The day Carl sent her papers in the mail, she drove inland to Duke medical center for an appointment with a hematologist. He felt her glands with purple gloves. She swallowed reflexively, like a cat taking a pill.
“Does this hurt?” he asked.
Whenever people asked that, she felt her whole body go so numb she could barely feel anything. If she were caught in a bear trap, she wouldn’t feel any pain. The thought embarrassed her. She had never been caught in a bear trap, never felt anything worse than boredom or a sprained ankle.
The doctor frowned.
“What’s wrong?” she asked.
“Nothing,” he said.
She looked away.
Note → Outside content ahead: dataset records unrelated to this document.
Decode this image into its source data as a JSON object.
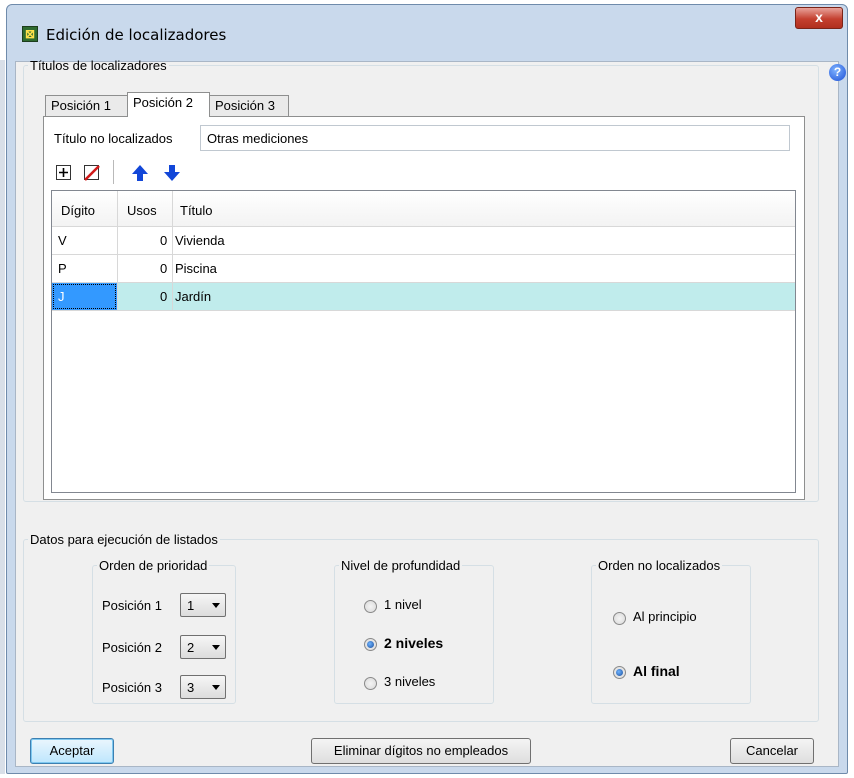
{
  "window": {
    "title": "Edición de localizadores",
    "close_label": "x",
    "help_label": "?"
  },
  "locators_group": {
    "title": "Títulos de localizadores",
    "tabs": [
      {
        "label": "Posición 1",
        "active": false
      },
      {
        "label": "Posición 2",
        "active": true
      },
      {
        "label": "Posición 3",
        "active": false
      }
    ],
    "not_located_label": "Título no localizados",
    "not_located_value": "Otras mediciones",
    "toolbar": [
      "add-row-icon",
      "delete-row-icon",
      "move-up-icon",
      "move-down-icon"
    ],
    "table": {
      "columns": [
        "Dígito",
        "Usos",
        "Título"
      ],
      "rows": [
        {
          "digit": "V",
          "uses": "0",
          "title": "Vivienda",
          "selected": false
        },
        {
          "digit": "P",
          "uses": "0",
          "title": "Piscina",
          "selected": false
        },
        {
          "digit": "J",
          "uses": "0",
          "title": "Jardín",
          "selected": true
        }
      ]
    }
  },
  "listing_group": {
    "title": "Datos para ejecución de listados",
    "priority": {
      "title": "Orden de prioridad",
      "items": [
        {
          "label": "Posición 1",
          "value": "1"
        },
        {
          "label": "Posición 2",
          "value": "2"
        },
        {
          "label": "Posición 3",
          "value": "3"
        }
      ]
    },
    "depth": {
      "title": "Nivel de profundidad",
      "options": [
        {
          "label": "1 nivel",
          "selected": false
        },
        {
          "label": "2 niveles",
          "selected": true
        },
        {
          "label": "3 niveles",
          "selected": false
        }
      ]
    },
    "unlocated_order": {
      "title": "Orden no localizados",
      "options": [
        {
          "label": "Al principio",
          "selected": false
        },
        {
          "label": "Al final",
          "selected": true
        }
      ]
    }
  },
  "buttons": {
    "accept": "Aceptar",
    "remove_unused": "Eliminar dígitos no empleados",
    "cancel": "Cancelar"
  },
  "colors": {
    "selection_row": "#c0ecec",
    "selection_cell": "#3399ff",
    "arrow_blue": "#1246d8",
    "delete_red": "#d11a1a"
  }
}
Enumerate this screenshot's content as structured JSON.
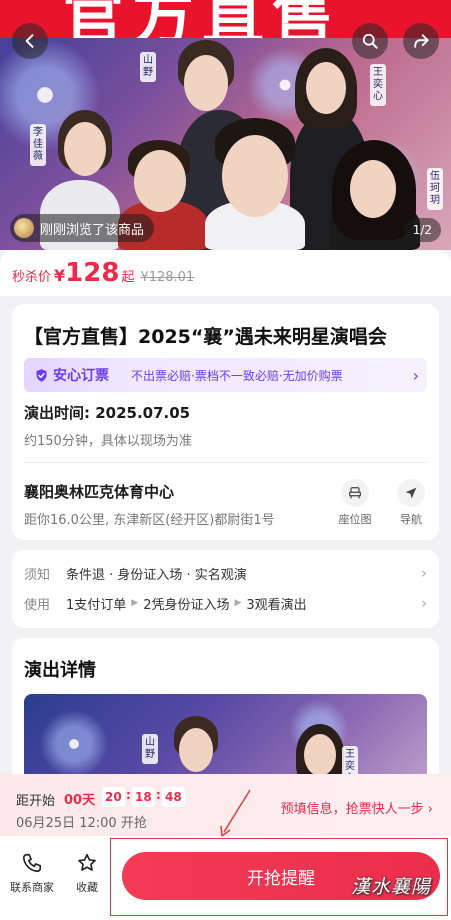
{
  "hero": {
    "banner_text": "官方直售",
    "names": [
      "山野",
      "王奕心",
      "李佳薇",
      "伍珂玥"
    ],
    "recent_view_text": "刚刚浏览了该商品",
    "page_indicator": "1/2"
  },
  "price": {
    "label": "秒杀价",
    "currency": "¥",
    "amount": "128",
    "suffix": "起",
    "original": "¥128.01"
  },
  "event": {
    "title": "【官方直售】2025“襄”遇未来明星演唱会",
    "guarantee_label": "安心订票",
    "guarantee_text": "不出票必赔·票档不一致必赔·无加价购票",
    "time_label": "演出时间: 2025.07.05",
    "duration": "约150分钟，具体以现场为准",
    "venue": "襄阳奥林匹克体育中心",
    "address": "距你16.0公里, 东津新区(经开区)都尉街1号",
    "seat_map_label": "座位图",
    "navigate_label": "导航"
  },
  "notice": {
    "key1": "须知",
    "value1": "条件退 · 身份证入场 · 实名观演",
    "key2": "使用",
    "steps": [
      "1支付订单",
      "2凭身份证入场",
      "3观看演出"
    ]
  },
  "details": {
    "title": "演出详情",
    "poster_names": [
      "山野",
      "王奕心"
    ]
  },
  "countdown": {
    "label": "距开始",
    "days": "00天",
    "hours": "20",
    "minutes": "18",
    "seconds": "48",
    "open_time": "06月25日 12:00 开抢",
    "promo": "预填信息，抢票快人一步 ›"
  },
  "bottom": {
    "contact_label": "联系商家",
    "favorite_label": "收藏",
    "remind_label": "开抢提醒"
  },
  "watermark": "漢水襄陽",
  "colors": {
    "accent": "#ee2a4a",
    "guarantee": "#6a3ef0"
  }
}
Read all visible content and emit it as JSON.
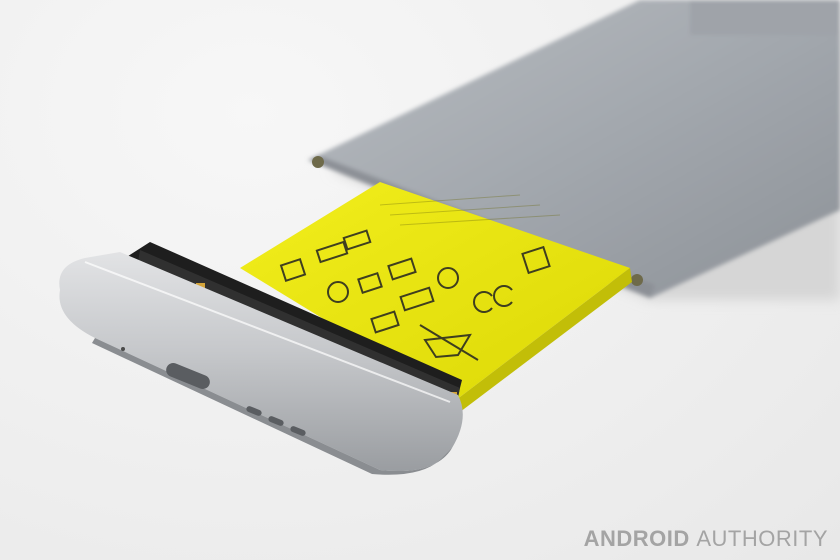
{
  "image": {
    "subject": "LG G5 phone with modular battery slot pulled out",
    "colors": {
      "background": "#f1f1f1",
      "phone_body": "#a9adb2",
      "battery_label": "#e8e60a",
      "module_cap": "#c4c6c9",
      "connector_black": "#1c1c1c"
    }
  },
  "watermark": {
    "word1": "ANDROID",
    "word2": "AUTHORITY"
  }
}
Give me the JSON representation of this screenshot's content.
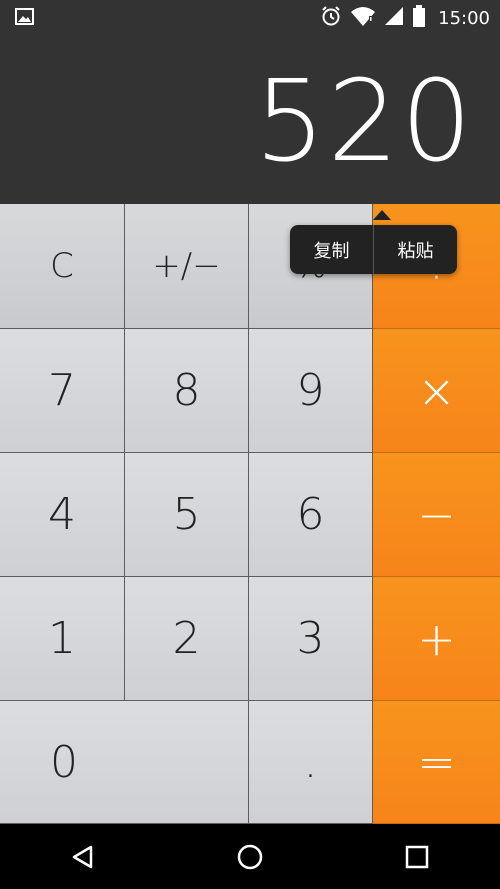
{
  "status_bar": {
    "time": "15:00",
    "icons": [
      "image-notification-icon",
      "alarm-icon",
      "wifi-icon",
      "signal-icon",
      "battery-icon"
    ]
  },
  "display": {
    "value": "520"
  },
  "popup": {
    "copy_label": "复制",
    "paste_label": "粘贴"
  },
  "keys": {
    "clear": "C",
    "plus_minus": "+∕−",
    "percent": "%",
    "divide": "÷",
    "seven": "7",
    "eight": "8",
    "nine": "9",
    "multiply": "×",
    "four": "4",
    "five": "5",
    "six": "6",
    "minus": "−",
    "one": "1",
    "two": "2",
    "three": "3",
    "plus": "+",
    "zero": "0",
    "dot": ".",
    "equals": "="
  },
  "colors": {
    "display_bg": "#333333",
    "accent_orange": "#f7941d",
    "key_gray": "#d2d3d6",
    "nav_bg": "#000000"
  },
  "nav_bar": {
    "icons": [
      "back-icon",
      "home-icon",
      "recents-icon"
    ]
  }
}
Her gaze landed on the headline of a medical journal on his desk: Tarfiramate Phase II results look promising.
“I did that,” she told him, pointing. “I did that trial.”
He stepped back. “You have renal cell carcinoma?”
“I worked in the lab.”
“Oh.” He smiled, taking off the gloves. “What do you do now?”
She shook her head.
“They’re always looking for lab techs here.”
“I don’t think so.”
He shrugged and turned back to her chart. “I don’t know what to say,” he said. “I can’t seem to find anything wrong.”
“What about a referral?” she asked.
“I don’t know who I would refer you to.”
She breathed out until she felt empty.
“Send me your resume,” the doctor said. “You’d be surprised.”
“At what?” she asked.
Her suit felt tight across her chest. She’d bought it with Gail when she weighed 140. Now she was 156, which felt better. Her thighs touched lower down and she was rarely cold in the chilly winter mornings.
She shook hands with the head of the lab, whose name was Lily. Lily had gray hair and a pointed face, and Olivia immediately felt at home. She was finished with beautiful people.
“Olivia,” Lily said. “Thank you for driving up. I understand you’re out by the beach.”
“You’d be okay relocating?”
The other woman smiled. “Durham is a beautiful city. Do you like historical buildings?”
“I prefer hysterical buildings.”
“We’ve got a fair amount of those too.”
Olivia continued to sit up straight.
Lily set down her resume. “Doctor Williams told me how interested you were,” she said, “But I need to talk to you about some of your references. I spoke with your PI at Lurie, and he told me about an incident this year. Do you know what I’m talking about?”
“Yes,” Olivia said. “I know exactly.”
She swallowed. “I broke into the lab and smashed some equipment. I ruined…many hours of hard work.” Sweat trickled down her side. This was the first time she had put it into words.
Lily leaned back. “Why?” she asked.
Olivia ran her tongue over her lips. They felt jagged, like another set of teeth. Her stomach roiled, but she filled it with breath.
“I don’t know,” she said. “But it won’t happen again.”
Lily crossed her arms. “Hm,” she said.
“Really.” Olivia leaned forward and was surprised how easy it was to look Lily in the eye. “I swear, it will not happen again.” She began to talk, more eagerly now, about her credentials and attributes—her passion, her teamwork, her motivation to succeed. I really want this opportunity, she said, and she did.
The other woman sat there silently for a moment, then smiled. “Thank you,” she said. “I think that answers my question.”
Olivia got to her feet and held out her hand. “Thank you for having me today.”
“I appreciate you coming in.”
Olivia leaned down to pick up her briefcase, feeling at peace for one moment, then two. And that felt like enough.